privilege to be part of them.

Thursday, March 16, 2006

Poor Me

One of the most difficult issues to deal with in raising kids
is when they get the "poor me" feeling. It comes mighty
natural to them. Everyone else has more than them, and
everyone has an easier time than them.

My sixteen year old gave me a classic example of this when
he was 7. I was pregnant with number 4 and Tyler had been
the baby for 7 years. He was having a bad day and he said,
"You're mean to me, Daddy's mean to me, Joel and Billy are
mean to me (his two older brothers), Opa and Oma and Papa
and Mama are mean to me (the grandparents), even that
baby in your tummy is mean to me!"

Dealing with this is not easy. It takes time and lots of love
and talking. The bottom line is that the child must be
brought to a point where they understand that everything
they receive is priviledge. Nothing is due them. God does
not owe them; life does not owe them. True thankfulness
has to enter into their frame of reference for them to come
to a point where they do not feel that the rest of the world
has one over on them.

When my children have grateful hearts (and when I, big gulp)
have a grateful heart, life is so much less of a burden, and
so much more an adventure we share together.

Wednesday, March 15, 2006

The difficult art of forgiveness

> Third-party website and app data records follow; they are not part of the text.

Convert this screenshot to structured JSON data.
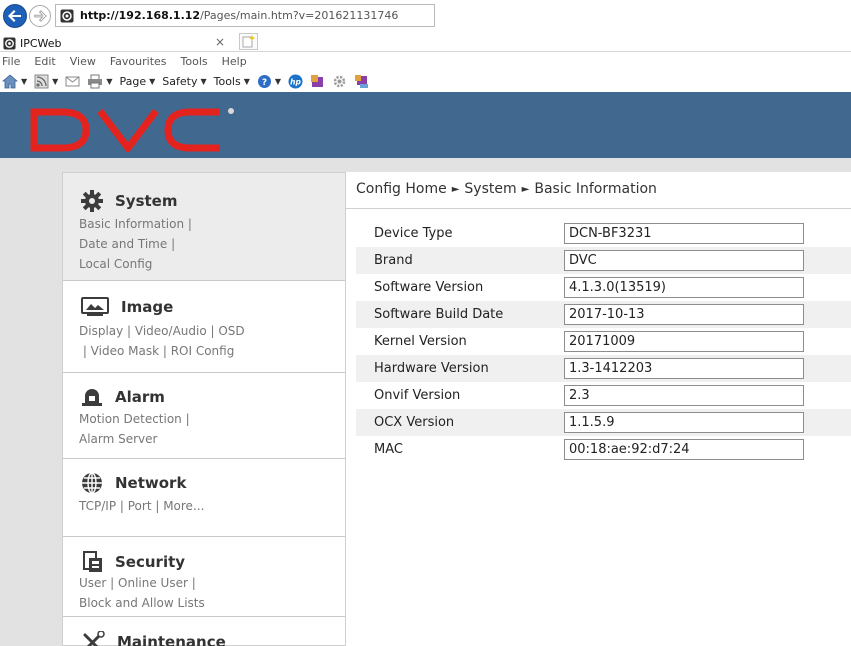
{
  "browser": {
    "url_host": "http://192.168.1.12",
    "url_path": "/Pages/main.htm?v=201621131746",
    "tab_title": "IPCWeb",
    "tab_close": "×",
    "menu": [
      "File",
      "Edit",
      "View",
      "Favourites",
      "Tools",
      "Help"
    ],
    "commands": {
      "page": "Page",
      "safety": "Safety",
      "tools": "Tools"
    }
  },
  "app": {
    "logo_text": "DVC",
    "logo_color": "#e4231e",
    "header_color": "#41688f"
  },
  "sidebar": {
    "sections": [
      {
        "title": "System",
        "icon": "gear-icon",
        "links": "Basic Information |\nDate and Time |\nLocal Config"
      },
      {
        "title": "Image",
        "icon": "monitor-icon",
        "links": "Display | Video/Audio | OSD\n | Video Mask | ROI Config"
      },
      {
        "title": "Alarm",
        "icon": "alarm-light-icon",
        "links": "Motion Detection |\nAlarm Server"
      },
      {
        "title": "Network",
        "icon": "globe-icon",
        "links": "TCP/IP | Port | More..."
      },
      {
        "title": "Security",
        "icon": "security-card-icon",
        "links": "User | Online User |\nBlock and Allow Lists"
      },
      {
        "title": "Maintenance",
        "icon": "tools-icon",
        "links": ""
      }
    ]
  },
  "breadcrumb": {
    "home": "Config Home",
    "section": "System",
    "page": "Basic Information",
    "separator": "►"
  },
  "device_info": [
    {
      "label": "Device Type",
      "value": "DCN-BF3231"
    },
    {
      "label": "Brand",
      "value": "DVC"
    },
    {
      "label": "Software Version",
      "value": "4.1.3.0(13519)"
    },
    {
      "label": "Software Build Date",
      "value": "2017-10-13"
    },
    {
      "label": "Kernel Version",
      "value": "20171009"
    },
    {
      "label": "Hardware Version",
      "value": "1.3-1412203"
    },
    {
      "label": "Onvif Version",
      "value": "2.3"
    },
    {
      "label": "OCX Version",
      "value": "1.1.5.9"
    },
    {
      "label": "MAC",
      "value": "00:18:ae:92:d7:24"
    }
  ]
}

There is a special grace about forgiveness within a family.
It is so easy for us to get our little feelings hurt and our
fluffy feathers ruffled. Sometimes we act more like alley
cats than a loving family unit. But all it takes is one brave
soul who will swallow hard and say, "Please forgive me",
and suddenly the cattishness disappears and the joy of
living returns. In the past week 3 of my kids and
my husband have all apologized to me. And you can bet
I have apologized to them and more than once. It makes
this adventure of living together all the more exciting!

Tuesday, March 14, 2006

Reading, Riting and Ramblings

My goal in reading has always been to only read the writing of a person who can write better than me. Luckily that leaves me with a wide field. I can get so irritated by ramblings with no point, or by repeated conversations in fiction. Say what needs to be said and move on.

But I love it when the twist of words suddenly rush up and cause me to gasp with pleasure. And I especially love it when an idea explodes from the pages with such force that I have to close the book or magazine and spend some time getting acquainted with the reality I've just been shown.

Ponder this quote by G.K. Chesterton in Orthodoxy

But all the optimism of the age had been false and disheartening
for this reason, that it had always been trying to prove that we fit
into the world. The Christian optimism is based on the fact that we
do not fit in to the world. I had tried to be happy by telling myself
that man is an animal, like any other which sought its meat from
God. But now I really was happy, for I had learned that man is a
monstrosity. I had been right in feeling all things as odd, for I
myself was at once worse and better than all things. The optimist's
pleasure was prosaic, for it dwelt on the naturalness of everything;
the Christian pleasure was poetic, for it dwelt on the the unnaturalness
of everything in the light of the supernatural. The modern philosopher
had told me again and again that I was in the right place, and I had
still felt depressed even in acquiescence. But I had heard that I was in
the wrong place, and my soul sang for joy, like a bird in spring. The
knowledge found out illuminated forgotten chambers in the dark house
of infancy. I knew now why grass had always seemed to me as queer
as the green beard of a giant, and why I could feel homesick at home.

Philippians 3:20 (NKJV)
For our citizenship is in heaven, from which we also eagerly wait
for the Savior, the Lord Jesus Christ,....